*DIRECTIONS FOR THIS TASK*
If anything in the data looks odd, keep it anyway and write the whole listing out unchanged.

*ENTRIES PROVIDED*
○ ○ ○ ○ ○ ○ ○

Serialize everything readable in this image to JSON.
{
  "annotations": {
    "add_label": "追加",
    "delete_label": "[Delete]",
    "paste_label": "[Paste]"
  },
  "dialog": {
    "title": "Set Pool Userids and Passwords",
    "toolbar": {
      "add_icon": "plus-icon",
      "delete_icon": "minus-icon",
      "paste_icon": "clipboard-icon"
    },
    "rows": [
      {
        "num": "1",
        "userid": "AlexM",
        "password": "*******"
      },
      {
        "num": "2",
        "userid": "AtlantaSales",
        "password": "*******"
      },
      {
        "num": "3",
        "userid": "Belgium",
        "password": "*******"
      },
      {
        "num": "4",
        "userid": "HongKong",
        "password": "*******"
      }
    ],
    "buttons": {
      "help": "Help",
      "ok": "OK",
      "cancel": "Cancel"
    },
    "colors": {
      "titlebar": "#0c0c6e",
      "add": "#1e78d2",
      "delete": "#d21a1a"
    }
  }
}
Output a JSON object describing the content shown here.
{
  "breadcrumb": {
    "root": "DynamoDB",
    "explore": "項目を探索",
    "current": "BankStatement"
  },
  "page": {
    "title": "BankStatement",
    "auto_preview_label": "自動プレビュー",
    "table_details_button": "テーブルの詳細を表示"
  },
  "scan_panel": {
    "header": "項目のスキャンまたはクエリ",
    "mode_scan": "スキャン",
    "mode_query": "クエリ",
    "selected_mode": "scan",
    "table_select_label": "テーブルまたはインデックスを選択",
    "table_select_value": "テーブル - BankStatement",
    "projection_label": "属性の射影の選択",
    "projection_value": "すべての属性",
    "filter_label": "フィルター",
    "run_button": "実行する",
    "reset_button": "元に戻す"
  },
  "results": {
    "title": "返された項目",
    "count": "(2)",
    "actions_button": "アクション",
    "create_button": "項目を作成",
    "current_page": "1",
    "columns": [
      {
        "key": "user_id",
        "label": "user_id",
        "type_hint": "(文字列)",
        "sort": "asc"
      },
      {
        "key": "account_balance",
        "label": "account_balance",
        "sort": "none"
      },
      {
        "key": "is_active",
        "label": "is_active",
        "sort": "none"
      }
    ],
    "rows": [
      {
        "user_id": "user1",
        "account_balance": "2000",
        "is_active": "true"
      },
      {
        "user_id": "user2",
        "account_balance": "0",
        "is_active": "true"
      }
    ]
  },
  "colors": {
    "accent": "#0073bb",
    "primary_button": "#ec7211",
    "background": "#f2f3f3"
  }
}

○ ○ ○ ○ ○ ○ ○

*REPLY*
Serialize everything readable in this image to JSON.
{
  "annotations": {
    "add_label": "追加",
    "delete_label": "[Delete]",
    "paste_label": "[Paste]"
  },
  "dialog": {
    "title": "Set Pool Userids and Passwords",
    "toolbar": {
      "add_icon": "plus-icon",
      "delete_icon": "minus-icon",
      "paste_icon": "clipboard-icon"
    },
    "rows": [
      {
        "num": "1",
        "userid": "AlexM",
        "password": "*******"
      },
      {
        "num": "2",
        "userid": "AtlantaSales",
        "password": "*******"
      },
      {
        "num": "3",
        "userid": "Belgium",
        "password": "*******"
      },
      {
        "num": "4",
        "userid": "HongKong",
        "password": "*******"
      }
    ],
    "buttons": {
      "help": "Help",
      "ok": "OK",
      "cancel": "Cancel"
    },
    "colors": {
      "titlebar": "#0c0c6e",
      "add": "#1e78d2",
      "delete": "#d21a1a"
    }
  }
}
Output a JSON object describing the content shown here.
{
  "breadcrumb": {
    "root": "DynamoDB",
    "explore": "項目を探索",
    "current": "BankStatement"
  },
  "page": {
    "title": "BankStatement",
    "auto_preview_label": "自動プレビュー",
    "table_details_button": "テーブルの詳細を表示"
  },
  "scan_panel": {
    "header": "項目のスキャンまたはクエリ",
    "mode_scan": "スキャン",
    "mode_query": "クエリ",
    "selected_mode": "scan",
    "table_select_label": "テーブルまたはインデックスを選択",
    "table_select_value": "テーブル - BankStatement",
    "projection_label": "属性の射影の選択",
    "projection_value": "すべての属性",
    "filter_label": "フィルター",
    "run_button": "実行する",
    "reset_button": "元に戻す"
  },
  "results": {
    "title": "返された項目",
    "count": "(2)",
    "actions_button": "アクション",
    "create_button": "項目を作成",
    "current_page": "1",
    "columns": [
      {
        "key": "user_id",
        "label": "user_id",
        "type_hint": "(文字列)",
        "sort": "asc"
      },
      {
        "key": "account_balance",
        "label": "account_balance",
        "sort": "none"
      },
      {
        "key": "is_active",
        "label": "is_active",
        "sort": "none"
      }
    ],
    "rows": [
      {
        "user_id": "user1",
        "account_balance": "2000",
        "is_active": "true"
      },
      {
        "user_id": "user2",
        "account_balance": "0",
        "is_active": "true"
      }
    ]
  },
  "colors": {
    "accent": "#0073bb",
    "primary_button": "#ec7211",
    "background": "#f2f3f3"
  }
}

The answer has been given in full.